§ WHAT IS REQUIRED
Only the pictures should be dropped; every line of the data must come back exactly as written.

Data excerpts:
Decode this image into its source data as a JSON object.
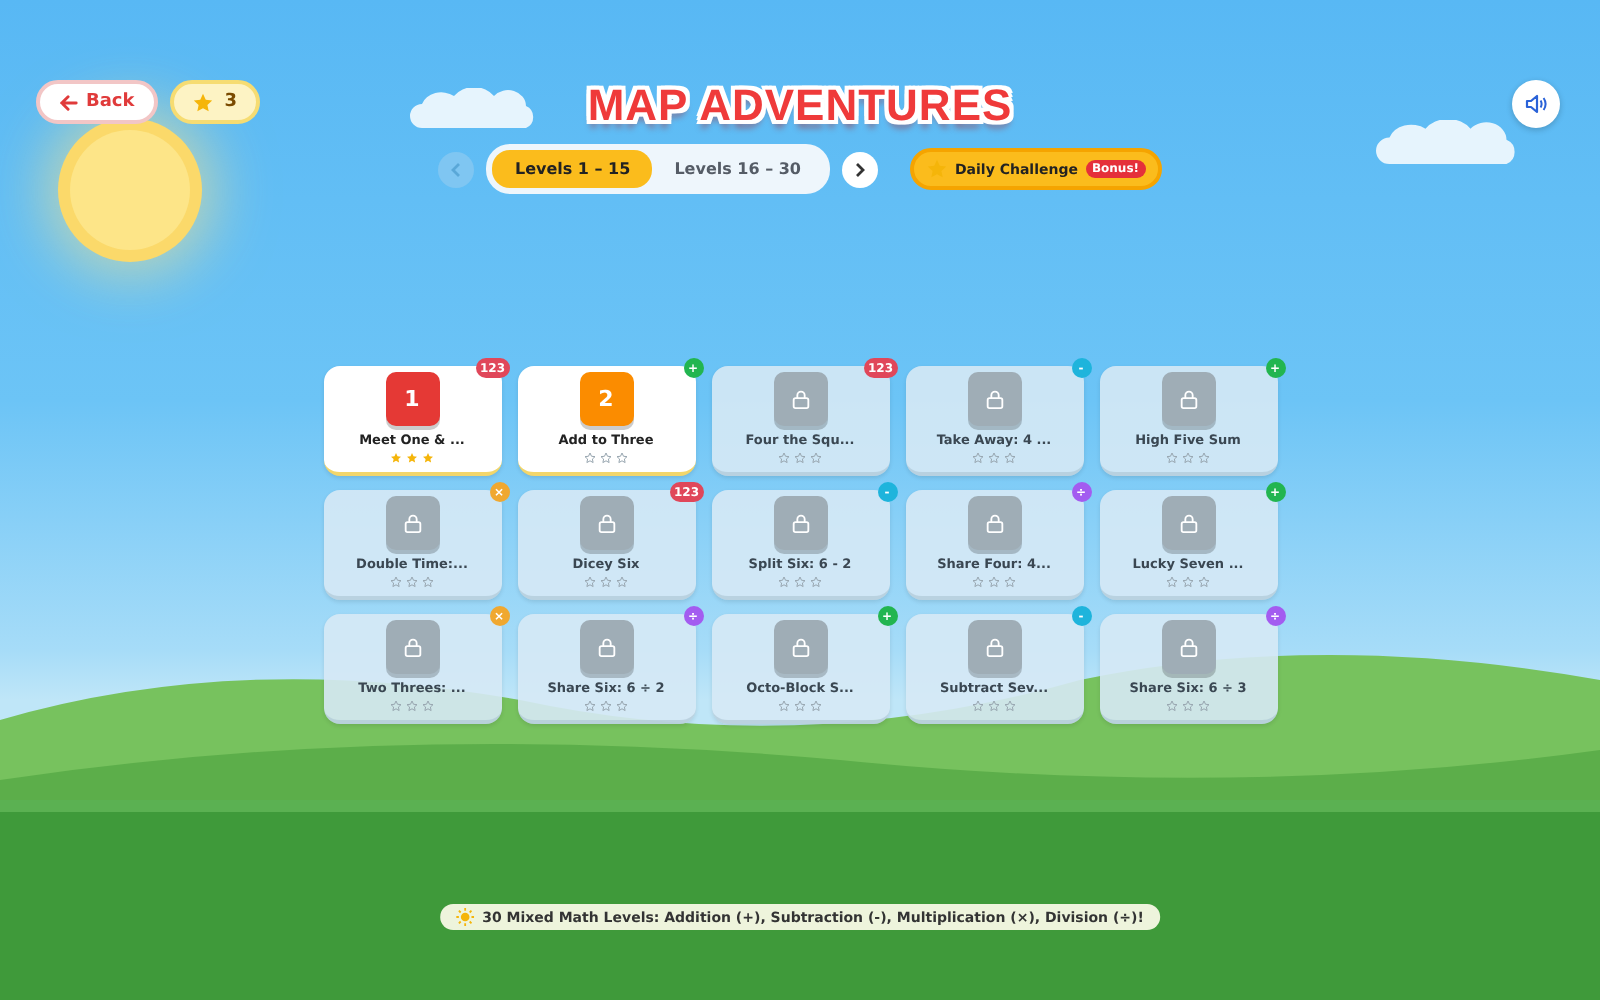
{
  "header": {
    "back_label": "Back",
    "star_count": "3",
    "title": "MAP ADVENTURES",
    "sound_on": true
  },
  "nav": {
    "prev_disabled": true,
    "next_disabled": false,
    "tabs": [
      {
        "label": "Levels 1 – 15",
        "selected": true
      },
      {
        "label": "Levels 16 – 30",
        "selected": false
      }
    ],
    "daily": {
      "label": "Daily Challenge",
      "badge": "Bonus!"
    }
  },
  "levels": [
    {
      "number": "1",
      "name": "Meet One & ...",
      "locked": false,
      "color": "#e53935",
      "stars": 3,
      "badge": {
        "text": "123",
        "color": "#e0475a"
      }
    },
    {
      "number": "2",
      "name": "Add to Three",
      "locked": false,
      "color": "#fb8c00",
      "stars": 0,
      "badge": {
        "text": "+",
        "color": "#22b550"
      }
    },
    {
      "name": "Four the Squ...",
      "locked": true,
      "stars": 0,
      "badge": {
        "text": "123",
        "color": "#e0475a"
      }
    },
    {
      "name": "Take Away: 4 ...",
      "locked": true,
      "stars": 0,
      "badge": {
        "text": "-",
        "color": "#1eb4dc"
      }
    },
    {
      "name": "High Five Sum",
      "locked": true,
      "stars": 0,
      "badge": {
        "text": "+",
        "color": "#22b550"
      }
    },
    {
      "name": "Double Time:...",
      "locked": true,
      "stars": 0,
      "badge": {
        "text": "×",
        "color": "#f0a830"
      }
    },
    {
      "name": "Dicey Six",
      "locked": true,
      "stars": 0,
      "badge": {
        "text": "123",
        "color": "#e0475a"
      }
    },
    {
      "name": "Split Six: 6 - 2",
      "locked": true,
      "stars": 0,
      "badge": {
        "text": "-",
        "color": "#1eb4dc"
      }
    },
    {
      "name": "Share Four: 4...",
      "locked": true,
      "stars": 0,
      "badge": {
        "text": "÷",
        "color": "#a35cf0"
      }
    },
    {
      "name": "Lucky Seven ...",
      "locked": true,
      "stars": 0,
      "badge": {
        "text": "+",
        "color": "#22b550"
      }
    },
    {
      "name": "Two Threes: ...",
      "locked": true,
      "stars": 0,
      "badge": {
        "text": "×",
        "color": "#f0a830"
      }
    },
    {
      "name": "Share Six: 6 ÷ 2",
      "locked": true,
      "stars": 0,
      "badge": {
        "text": "÷",
        "color": "#a35cf0"
      }
    },
    {
      "name": "Octo-Block S...",
      "locked": true,
      "stars": 0,
      "badge": {
        "text": "+",
        "color": "#22b550"
      }
    },
    {
      "name": "Subtract Sev...",
      "locked": true,
      "stars": 0,
      "badge": {
        "text": "-",
        "color": "#1eb4dc"
      }
    },
    {
      "name": "Share Six: 6 ÷ 3",
      "locked": true,
      "stars": 0,
      "badge": {
        "text": "÷",
        "color": "#a35cf0"
      }
    }
  ],
  "footer": {
    "text": "30 Mixed Math Levels: Addition (+), Subtraction (-), Multiplication (×), Division (÷)!"
  }
}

§ YOUR SOLUTION
Decode this image into its source data as a JSON object.
{
  "header": {
    "back_label": "Back",
    "star_count": "3",
    "title": "MAP ADVENTURES",
    "sound_on": true
  },
  "nav": {
    "prev_disabled": true,
    "next_disabled": false,
    "tabs": [
      {
        "label": "Levels 1 – 15",
        "selected": true
      },
      {
        "label": "Levels 16 – 30",
        "selected": false
      }
    ],
    "daily": {
      "label": "Daily Challenge",
      "badge": "Bonus!"
    }
  },
  "levels": [
    {
      "number": "1",
      "name": "Meet One & ...",
      "locked": false,
      "color": "#e53935",
      "stars": 3,
      "badge": {
        "text": "123",
        "color": "#e0475a"
      }
    },
    {
      "number": "2",
      "name": "Add to Three",
      "locked": false,
      "color": "#fb8c00",
      "stars": 0,
      "badge": {
        "text": "+",
        "color": "#22b550"
      }
    },
    {
      "name": "Four the Squ...",
      "locked": true,
      "stars": 0,
      "badge": {
        "text": "123",
        "color": "#e0475a"
      }
    },
    {
      "name": "Take Away: 4 ...",
      "locked": true,
      "stars": 0,
      "badge": {
        "text": "-",
        "color": "#1eb4dc"
      }
    },
    {
      "name": "High Five Sum",
      "locked": true,
      "stars": 0,
      "badge": {
        "text": "+",
        "color": "#22b550"
      }
    },
    {
      "name": "Double Time:...",
      "locked": true,
      "stars": 0,
      "badge": {
        "text": "×",
        "color": "#f0a830"
      }
    },
    {
      "name": "Dicey Six",
      "locked": true,
      "stars": 0,
      "badge": {
        "text": "123",
        "color": "#e0475a"
      }
    },
    {
      "name": "Split Six: 6 - 2",
      "locked": true,
      "stars": 0,
      "badge": {
        "text": "-",
        "color": "#1eb4dc"
      }
    },
    {
      "name": "Share Four: 4...",
      "locked": true,
      "stars": 0,
      "badge": {
        "text": "÷",
        "color": "#a35cf0"
      }
    },
    {
      "name": "Lucky Seven ...",
      "locked": true,
      "stars": 0,
      "badge": {
        "text": "+",
        "color": "#22b550"
      }
    },
    {
      "name": "Two Threes: ...",
      "locked": true,
      "stars": 0,
      "badge": {
        "text": "×",
        "color": "#f0a830"
      }
    },
    {
      "name": "Share Six: 6 ÷ 2",
      "locked": true,
      "stars": 0,
      "badge": {
        "text": "÷",
        "color": "#a35cf0"
      }
    },
    {
      "name": "Octo-Block S...",
      "locked": true,
      "stars": 0,
      "badge": {
        "text": "+",
        "color": "#22b550"
      }
    },
    {
      "name": "Subtract Sev...",
      "locked": true,
      "stars": 0,
      "badge": {
        "text": "-",
        "color": "#1eb4dc"
      }
    },
    {
      "name": "Share Six: 6 ÷ 3",
      "locked": true,
      "stars": 0,
      "badge": {
        "text": "÷",
        "color": "#a35cf0"
      }
    }
  ],
  "footer": {
    "text": "30 Mixed Math Levels: Addition (+), Subtraction (-), Multiplication (×), Division (÷)!"
  }
}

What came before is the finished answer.